Local Government Laws Updated to Deal with COVID-19 and States of Emergency
On Monday, May 4 Governor Roy Cooper signed two COVID-19 relief bills into law: House Bill 1043 and Senate Bill 704. The laws cover a variety of stimulus, tax, and legislative issues, but they also seek to provide important COVID-19 relief to local governments.
Some changes are relatively technical, but others establish unprecedented flexibility for how local governments may meet and create a budget.
New Funding Sources in House Bill 1043
The legislature established a $150 Million reserve. Then, the legislature allocated another $150 Million to counties that did not receive a direct appropriation from Congress (leaving out Guilford, Mecklenburg, and Wake Counties). The remaining 97 counties may share their funds with the municipalities within those counties, subject to the county commissioners directing a slice of the county’s funding to the municipalities. These funds place conditions on the local governments receiving them, including a reporting requirement and an acceptance of liability that the funds will spent in accordance with the CARES Act.
The legislature also allows NCDOT some financial relief by setting aside $300 Million. However, that money will only become available if Congress or the U.S. Treasury loosens up restrictions on the CARES Act to allow these dollars to be spent as replacement revenue. For this money to go to NCDOT, the federal government must act by June 15.
The Local Government Budget and Fiscal Control Act (N.C. Gen. Stat. § 159-32) was amended to allow greater flexibility for local governments to make daily deposits of funds received. The State Treasurer may set the amount of required daily deposits during a state of emergency to a level higher than normal. The State Treasurer may also waive the requirement that deposits be made daily, provided the money is kept in a "secure location" and deposited at least weekly.
Statement of Financial Information
N.C. Gen. Stat. § 159-33.1 concerning semiannual reports of financial information prepared by the finance officer of each local government has been modified to require data documenting the impact of COVID-19 on the finances of the local government by February 15, 2021. The revised statute requires monthly data from July 1, 2019 through December 31, 2020 and specifies seven required categories of information including reduction in tax revenue, reductions in total revenues receiving from building inspection, and a catch-all for "any other information prescribed by the Secretary." Local governments should take care to track and record the required data so they are positioned to fulfil this new requirement.
N.C. Gen. Stat. § 159I-30 (which had expired in 2019) has been reactivated as N.C. Gen. Stat. § 159-146. The law allows local governments to borrow money to finance or refinance the cost of acquiring or constructing a project and may issue bonds for that purpose. The law details which projects qualify for bond issuance under the section (e.g. solid waste management projects, water supply systems, and any service of facility provided in a municipal service district in a city).
The law is substantial, and local governments interested in taking advantage of this reinstated option should pay close attention to the limits on maturity dates of issued instruments, and additional guidance on interest rates and remedies for bond or note holders.
N.C. Gen. Stat. § 166-19.24 is added as a new section concerning remote meetings during states of emergency. Under this new section, a public body within an area subject to the state of emergency may conduct remote meetings if it follows certain procedures. For instance:

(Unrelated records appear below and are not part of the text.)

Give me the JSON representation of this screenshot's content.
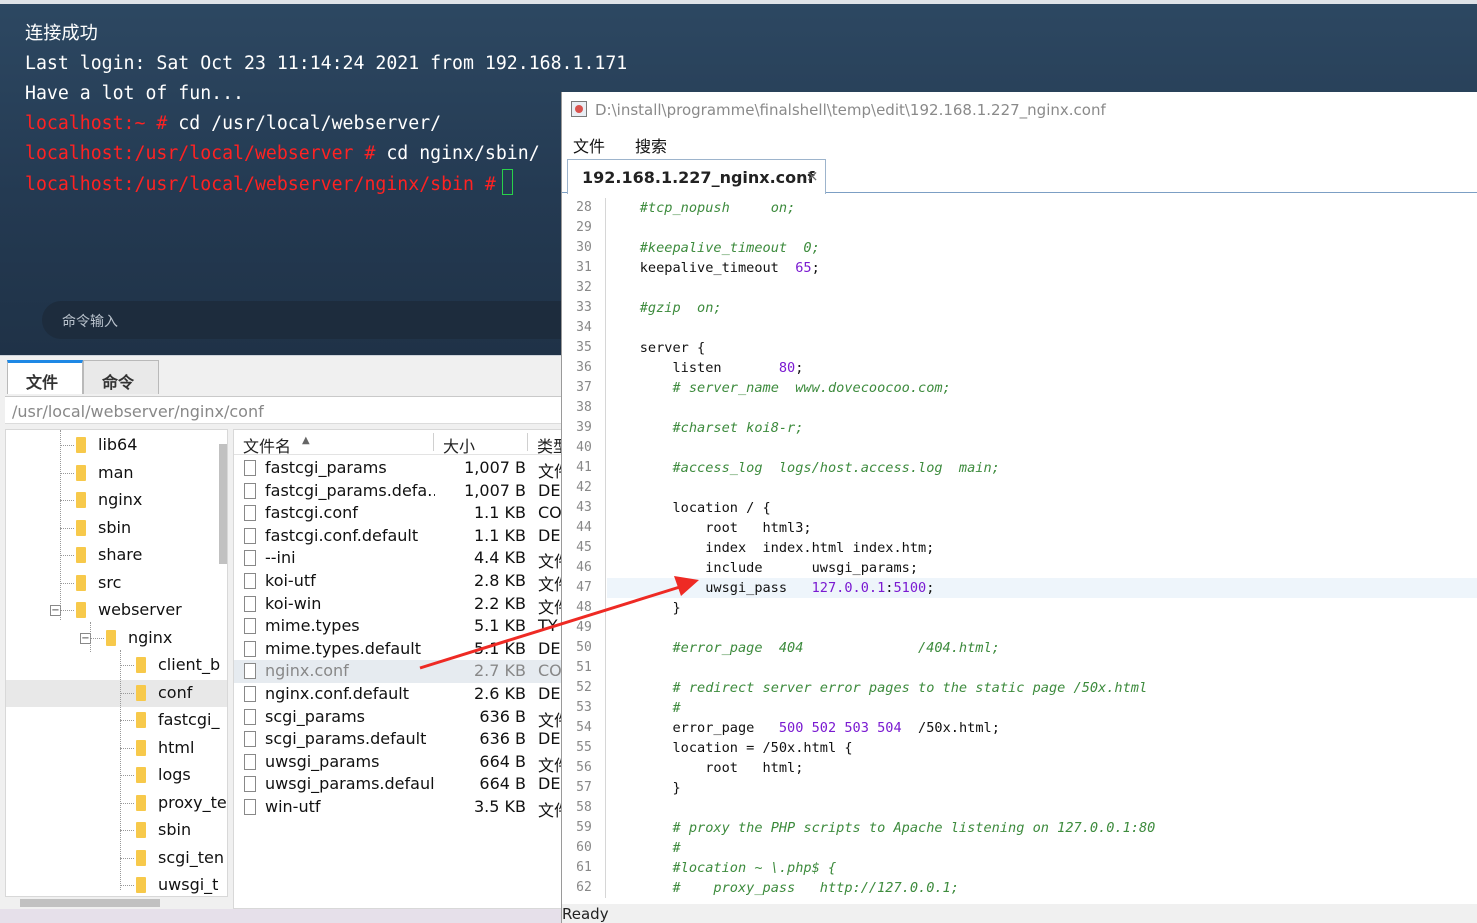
{
  "terminal": {
    "lines": [
      {
        "prompt": "",
        "text": "连接成功"
      },
      {
        "prompt": "",
        "text": "Last login: Sat Oct 23 11:14:24 2021 from 192.168.1.171"
      },
      {
        "prompt": "",
        "text": "Have a lot of fun..."
      },
      {
        "prompt": "localhost:~ #",
        "text": " cd /usr/local/webserver/"
      },
      {
        "prompt": "localhost:/usr/local/webserver #",
        "text": " cd nginx/sbin/"
      },
      {
        "prompt": "localhost:/usr/local/webserver/nginx/sbin #",
        "text": ""
      }
    ],
    "command_placeholder": "命令输入"
  },
  "file_manager": {
    "tabs": [
      "文件",
      "命令"
    ],
    "path": "/usr/local/webserver/nginx/conf",
    "tree": [
      {
        "label": "lib64",
        "level": 1
      },
      {
        "label": "man",
        "level": 1
      },
      {
        "label": "nginx",
        "level": 1
      },
      {
        "label": "sbin",
        "level": 1
      },
      {
        "label": "share",
        "level": 1
      },
      {
        "label": "src",
        "level": 1
      },
      {
        "label": "webserver",
        "level": 1,
        "expanded": true
      },
      {
        "label": "nginx",
        "level": 2,
        "expanded": true
      },
      {
        "label": "client_b",
        "level": 3
      },
      {
        "label": "conf",
        "level": 3,
        "selected": true
      },
      {
        "label": "fastcgi_",
        "level": 3
      },
      {
        "label": "html",
        "level": 3
      },
      {
        "label": "logs",
        "level": 3
      },
      {
        "label": "proxy_te",
        "level": 3
      },
      {
        "label": "sbin",
        "level": 3
      },
      {
        "label": "scgi_ten",
        "level": 3
      },
      {
        "label": "uwsgi_t",
        "level": 3
      }
    ],
    "columns": {
      "name": "文件名",
      "size": "大小",
      "type": "类型"
    },
    "files": [
      {
        "name": "fastcgi_params",
        "size": "1,007 B",
        "type": "文件"
      },
      {
        "name": "fastcgi_params.defa...",
        "size": "1,007 B",
        "type": "DE"
      },
      {
        "name": "fastcgi.conf",
        "size": "1.1 KB",
        "type": "CO"
      },
      {
        "name": "fastcgi.conf.default",
        "size": "1.1 KB",
        "type": "DE"
      },
      {
        "name": "--ini",
        "size": "4.4 KB",
        "type": "文件"
      },
      {
        "name": "koi-utf",
        "size": "2.8 KB",
        "type": "文件"
      },
      {
        "name": "koi-win",
        "size": "2.2 KB",
        "type": "文件"
      },
      {
        "name": "mime.types",
        "size": "5.1 KB",
        "type": "TY"
      },
      {
        "name": "mime.types.default",
        "size": "5.1 KB",
        "type": "DE"
      },
      {
        "name": "nginx.conf",
        "size": "2.7 KB",
        "type": "CO",
        "selected": true
      },
      {
        "name": "nginx.conf.default",
        "size": "2.6 KB",
        "type": "DE"
      },
      {
        "name": "scgi_params",
        "size": "636 B",
        "type": "文件"
      },
      {
        "name": "scgi_params.default",
        "size": "636 B",
        "type": "DE"
      },
      {
        "name": "uwsgi_params",
        "size": "664 B",
        "type": "文件"
      },
      {
        "name": "uwsgi_params.default",
        "size": "664 B",
        "type": "DE"
      },
      {
        "name": "win-utf",
        "size": "3.5 KB",
        "type": "文件"
      }
    ]
  },
  "editor": {
    "title": "D:\\install\\programme\\finalshell\\temp\\edit\\192.168.1.227_nginx.conf",
    "menu": [
      "文件",
      "搜索"
    ],
    "tab_name": "192.168.1.227_nginx.conf",
    "tab_close": "×",
    "highlight_line": 47,
    "lines": [
      {
        "n": "28",
        "t": "    #tcp_nopush     on;"
      },
      {
        "n": "29",
        "t": ""
      },
      {
        "n": "30",
        "t": "    #keepalive_timeout  0;"
      },
      {
        "n": "31",
        "t": "    keepalive_timeout  65;"
      },
      {
        "n": "32",
        "t": ""
      },
      {
        "n": "33",
        "t": "    #gzip  on;"
      },
      {
        "n": "34",
        "t": ""
      },
      {
        "n": "35",
        "t": "    server {"
      },
      {
        "n": "36",
        "t": "        listen       80;"
      },
      {
        "n": "37",
        "t": "        # server_name  www.dovecoocoo.com;"
      },
      {
        "n": "38",
        "t": ""
      },
      {
        "n": "39",
        "t": "        #charset koi8-r;"
      },
      {
        "n": "40",
        "t": ""
      },
      {
        "n": "41",
        "t": "        #access_log  logs/host.access.log  main;"
      },
      {
        "n": "42",
        "t": ""
      },
      {
        "n": "43",
        "t": "        location / {"
      },
      {
        "n": "44",
        "t": "            root   html3;"
      },
      {
        "n": "45",
        "t": "            index  index.html index.htm;"
      },
      {
        "n": "46",
        "t": "            include      uwsgi_params;"
      },
      {
        "n": "47",
        "t": "            uwsgi_pass   127.0.0.1:5100;"
      },
      {
        "n": "48",
        "t": "        }"
      },
      {
        "n": "49",
        "t": ""
      },
      {
        "n": "50",
        "t": "        #error_page  404              /404.html;"
      },
      {
        "n": "51",
        "t": ""
      },
      {
        "n": "52",
        "t": "        # redirect server error pages to the static page /50x.html"
      },
      {
        "n": "53",
        "t": "        #"
      },
      {
        "n": "54",
        "t": "        error_page   500 502 503 504  /50x.html;"
      },
      {
        "n": "55",
        "t": "        location = /50x.html {"
      },
      {
        "n": "56",
        "t": "            root   html;"
      },
      {
        "n": "57",
        "t": "        }"
      },
      {
        "n": "58",
        "t": ""
      },
      {
        "n": "59",
        "t": "        # proxy the PHP scripts to Apache listening on 127.0.0.1:80"
      },
      {
        "n": "60",
        "t": "        #"
      },
      {
        "n": "61",
        "t": "        #location ~ \\.php$ {"
      },
      {
        "n": "62",
        "t": "        #    proxy_pass   http://127.0.0.1;"
      }
    ],
    "status": "Ready"
  },
  "colors": {
    "terminal_prompt": "#ff2222",
    "comment": "#3d8b3d",
    "number": "#7a1ad1",
    "arrow": "#ee2a24",
    "accent": "#1e88e5"
  }
}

- Public notice is still required,
- Certain technology must be used.
- The method of communication must allow all members of the public body to hear and be heard by everyone, and to hear what any individual addressing the public body says. Remote meetings must be simultaneously streamed online with live audio and video (if any).
- If conducting the meeting by telephone conference the public must be provided with an opportunity to dial in or stream the audio so they can listen to the meeting.

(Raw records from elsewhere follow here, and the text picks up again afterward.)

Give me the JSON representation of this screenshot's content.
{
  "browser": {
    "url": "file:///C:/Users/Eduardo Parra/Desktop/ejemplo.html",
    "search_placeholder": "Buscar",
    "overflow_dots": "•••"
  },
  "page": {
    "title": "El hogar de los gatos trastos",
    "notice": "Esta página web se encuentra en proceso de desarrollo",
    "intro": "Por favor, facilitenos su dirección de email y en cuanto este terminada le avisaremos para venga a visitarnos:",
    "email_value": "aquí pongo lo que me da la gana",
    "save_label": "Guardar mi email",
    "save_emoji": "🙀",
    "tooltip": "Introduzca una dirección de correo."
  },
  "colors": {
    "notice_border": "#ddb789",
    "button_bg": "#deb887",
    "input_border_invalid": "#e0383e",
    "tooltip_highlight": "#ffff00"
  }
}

The new law also gives local governments the ability to conduct quasi-judicial meetings remotely, but the guidance on how to conduct those meetings is vague. The law requires that "all due process rights of the parties affected are protected" but doesn't explain how that goal would be accomplished. Given the unique nature of quasi-judicial meetings, we recommend local governments consult with their attorney and take careful action to avoid errors that might generate lawsuits later.
Also, this new procedure does not necessarily limit local governments' ability to conduct remote meeting when there is not a state of emergency. Generally, if a local government was authorized to conduct remote meetings before May 4, it can still do so even when there is not a state of emergency. However, there is considerable debate about whether local governments can or should ever conduct remote meetings. Additional guidance and clarification is expected from the General Assembly and the Attorney General.
Development approvals that are valid at between March 10, 2020 and April 28, 2020, and any associated vested rights are extended for five months. A development approval is defined as one of several approvals issued by a unit of local government, including building permits, sketch plans, site specific development plans, and development permits.
These new additions include a mix of obligations and new tools for local governments to continue to operate during COVID-19 and beyond. These are brand new pieces of legislation so it's not yet clear how different public bodies will use the new laws, but we encourage interested parties to carefully analyze these new rules and seek advice from their attorneys to ensure compliance.